_Problem requirements_
Print all of the data exactly, but drop the pictures.

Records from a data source
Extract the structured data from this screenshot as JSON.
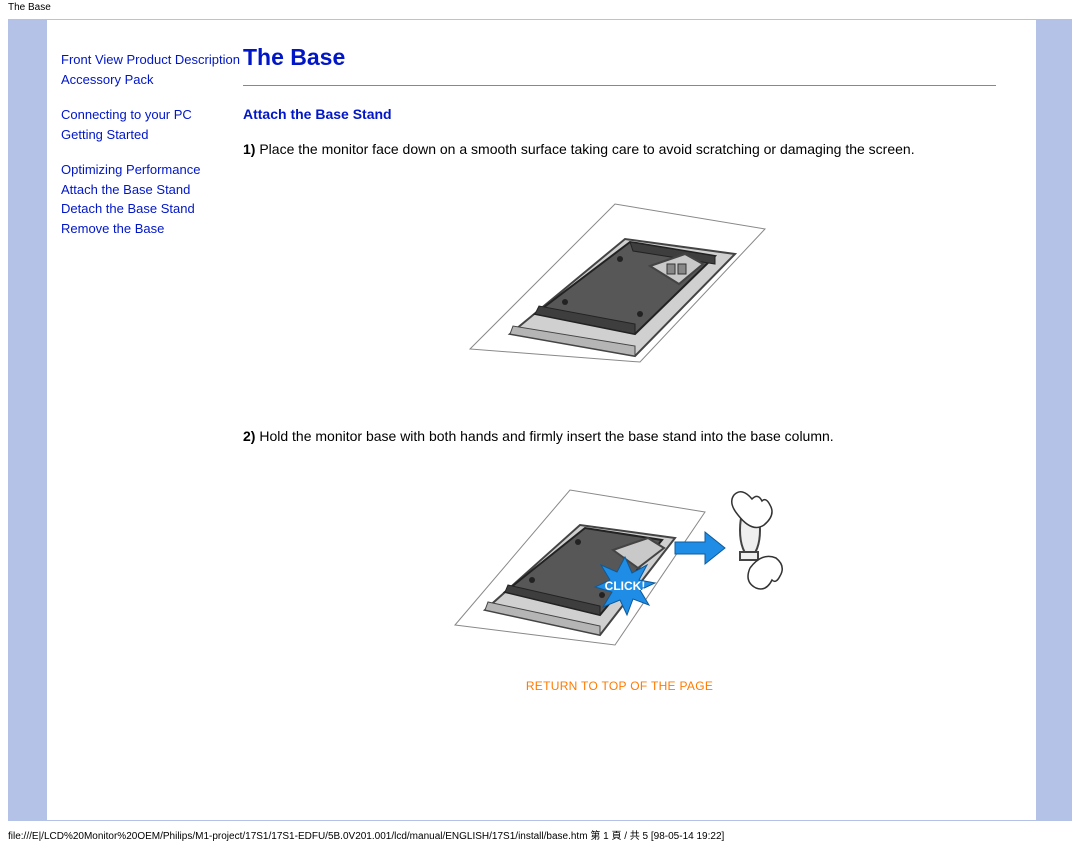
{
  "header": {
    "label": "The Base"
  },
  "sidebar": {
    "groups": [
      [
        {
          "label": "Front View Product Description"
        },
        {
          "label": "Accessory Pack"
        }
      ],
      [
        {
          "label": "Connecting to your PC"
        },
        {
          "label": "Getting Started"
        }
      ],
      [
        {
          "label": "Optimizing Performance"
        },
        {
          "label": "Attach the Base Stand"
        },
        {
          "label": "Detach the Base Stand"
        },
        {
          "label": "Remove the Base"
        }
      ]
    ]
  },
  "main": {
    "title": "The Base",
    "section_title": "Attach the Base Stand",
    "steps": [
      {
        "num": "1)",
        "text": "Place the monitor face down on a smooth surface taking care to avoid scratching or damaging the screen."
      },
      {
        "num": "2)",
        "text": "Hold the monitor base with both hands and firmly insert the base stand into the base column."
      }
    ],
    "click_label": "CLICK!",
    "return_link": "RETURN TO TOP OF THE PAGE"
  },
  "footer": {
    "path": "file:///E|/LCD%20Monitor%20OEM/Philips/M1-project/17S1/17S1-EDFU/5B.0V201.001/lcd/manual/ENGLISH/17S1/install/base.htm 第 1 頁 / 共 5  [98-05-14 19:22]"
  }
}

_Final answer_
Extract the structured data from this screenshot as JSON.
{
  "header": {
    "label": "The Base"
  },
  "sidebar": {
    "groups": [
      [
        {
          "label": "Front View Product Description"
        },
        {
          "label": "Accessory Pack"
        }
      ],
      [
        {
          "label": "Connecting to your PC"
        },
        {
          "label": "Getting Started"
        }
      ],
      [
        {
          "label": "Optimizing Performance"
        },
        {
          "label": "Attach the Base Stand"
        },
        {
          "label": "Detach the Base Stand"
        },
        {
          "label": "Remove the Base"
        }
      ]
    ]
  },
  "main": {
    "title": "The Base",
    "section_title": "Attach the Base Stand",
    "steps": [
      {
        "num": "1)",
        "text": "Place the monitor face down on a smooth surface taking care to avoid scratching or damaging the screen."
      },
      {
        "num": "2)",
        "text": "Hold the monitor base with both hands and firmly insert the base stand into the base column."
      }
    ],
    "click_label": "CLICK!",
    "return_link": "RETURN TO TOP OF THE PAGE"
  },
  "footer": {
    "path": "file:///E|/LCD%20Monitor%20OEM/Philips/M1-project/17S1/17S1-EDFU/5B.0V201.001/lcd/manual/ENGLISH/17S1/install/base.htm 第 1 頁 / 共 5  [98-05-14 19:22]"
  }
}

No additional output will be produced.